EXERCISE DIRECTIONS – All entries below are to be written out again exactly, but no picture is to be copied.

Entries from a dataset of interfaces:
==================================================

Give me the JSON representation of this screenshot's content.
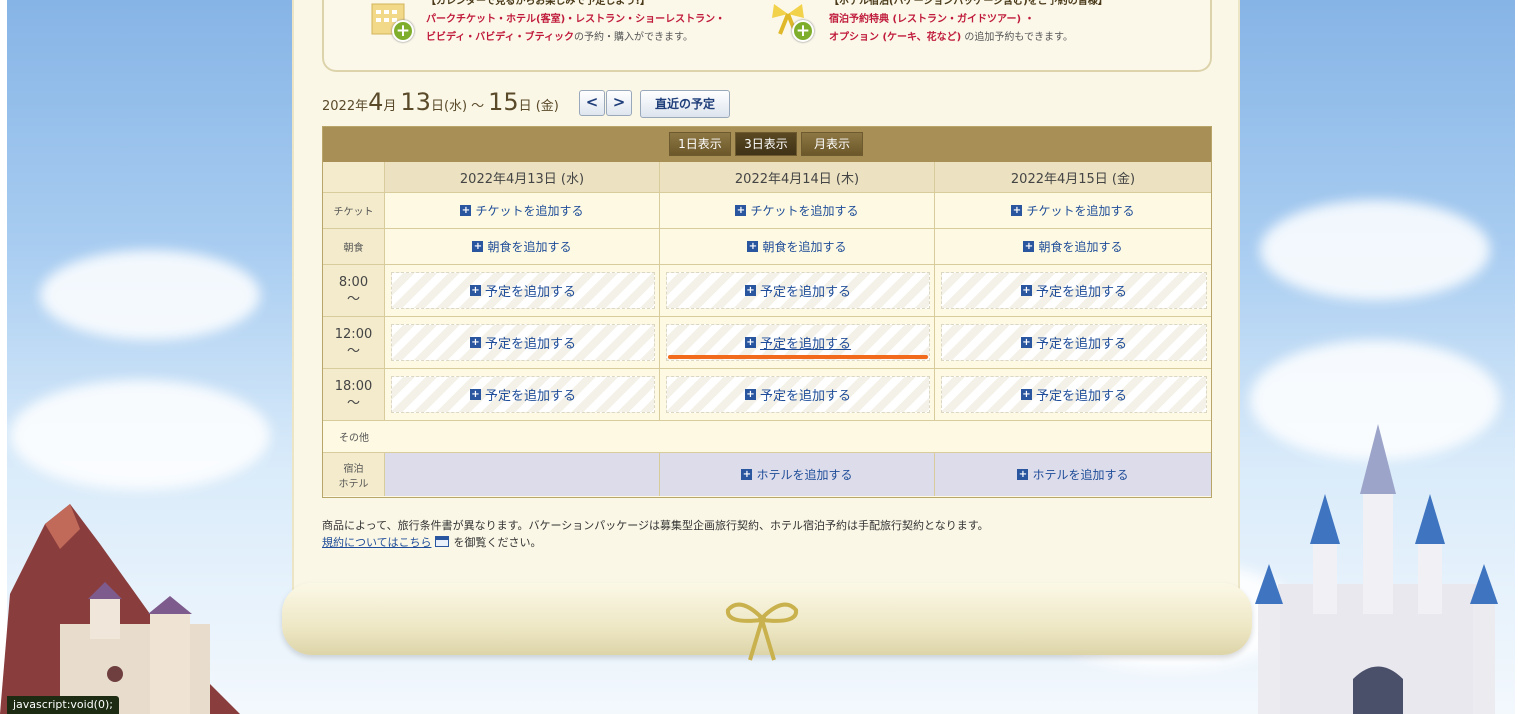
{
  "banner": {
    "left_heading": "【カレンダーで見るからお楽しみで予定しよう!】",
    "left_line1": "パークチケット・ホテル(客室)・レストラン・ショーレストラン・",
    "left_line2_bold": "ビビディ・バビディ・ブティック",
    "left_line2_rest": "の予約・購入ができます。",
    "right_heading": "【ホテル宿泊(バケーションパッケージ含む)をご予約の皆様】",
    "right_line1": "宿泊予約特典 (レストラン・ガイドツアー) ・",
    "right_line2_bold": "オプション (ケーキ、花など)",
    "right_line2_rest": " の追加予約もできます。"
  },
  "date_range": {
    "year": "2022年",
    "start_month": "4",
    "month_suffix": "月",
    "start_day": "13",
    "day_suffix": "日",
    "start_dow": "(水)",
    "tilde": "～",
    "end_day": "15",
    "end_dow": "(金)"
  },
  "nav": {
    "prev": "<",
    "next": ">",
    "recent": "直近の予定"
  },
  "view_tabs": [
    "1日表示",
    "3日表示",
    "月表示"
  ],
  "days": [
    "2022年4月13日 (水)",
    "2022年4月14日 (木)",
    "2022年4月15日 (金)"
  ],
  "rows": {
    "ticket": {
      "label": "チケット",
      "link": "チケットを追加する"
    },
    "breakfast": {
      "label": "朝食",
      "link": "朝食を追加する"
    },
    "slots": [
      {
        "time": "8:00",
        "tilde": "～"
      },
      {
        "time": "12:00",
        "tilde": "～"
      },
      {
        "time": "18:00",
        "tilde": "～"
      }
    ],
    "slot_link": "予定を追加する",
    "other": {
      "label": "その他"
    },
    "hotel": {
      "label_line1": "宿泊",
      "label_line2": "ホテル",
      "link": "ホテルを追加する"
    }
  },
  "plus_symbol": "+",
  "notes": {
    "line1": "商品によって、旅行条件書が異なります。バケーションパッケージは募集型企画旅行契約、ホテル宿泊予約は手配旅行契約となります。",
    "link": "規約についてはこちら",
    "line2_rest": "を御覧ください。"
  },
  "status_bar": "javascript:void(0);"
}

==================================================

RESULT FOR THIS EXERCISE –
Give me the JSON representation of this screenshot's content.
{
  "banner": {
    "left_heading": "【カレンダーで見るからお楽しみで予定しよう!】",
    "left_line1": "パークチケット・ホテル(客室)・レストラン・ショーレストラン・",
    "left_line2_bold": "ビビディ・バビディ・ブティック",
    "left_line2_rest": "の予約・購入ができます。",
    "right_heading": "【ホテル宿泊(バケーションパッケージ含む)をご予約の皆様】",
    "right_line1": "宿泊予約特典 (レストラン・ガイドツアー) ・",
    "right_line2_bold": "オプション (ケーキ、花など)",
    "right_line2_rest": " の追加予約もできます。"
  },
  "date_range": {
    "year": "2022年",
    "start_month": "4",
    "month_suffix": "月",
    "start_day": "13",
    "day_suffix": "日",
    "start_dow": "(水)",
    "tilde": "～",
    "end_day": "15",
    "end_dow": "(金)"
  },
  "nav": {
    "prev": "<",
    "next": ">",
    "recent": "直近の予定"
  },
  "view_tabs": [
    "1日表示",
    "3日表示",
    "月表示"
  ],
  "days": [
    "2022年4月13日 (水)",
    "2022年4月14日 (木)",
    "2022年4月15日 (金)"
  ],
  "rows": {
    "ticket": {
      "label": "チケット",
      "link": "チケットを追加する"
    },
    "breakfast": {
      "label": "朝食",
      "link": "朝食を追加する"
    },
    "slots": [
      {
        "time": "8:00",
        "tilde": "～"
      },
      {
        "time": "12:00",
        "tilde": "～"
      },
      {
        "time": "18:00",
        "tilde": "～"
      }
    ],
    "slot_link": "予定を追加する",
    "other": {
      "label": "その他"
    },
    "hotel": {
      "label_line1": "宿泊",
      "label_line2": "ホテル",
      "link": "ホテルを追加する"
    }
  },
  "plus_symbol": "+",
  "notes": {
    "line1": "商品によって、旅行条件書が異なります。バケーションパッケージは募集型企画旅行契約、ホテル宿泊予約は手配旅行契約となります。",
    "link": "規約についてはこちら",
    "line2_rest": "を御覧ください。"
  },
  "status_bar": "javascript:void(0);"
}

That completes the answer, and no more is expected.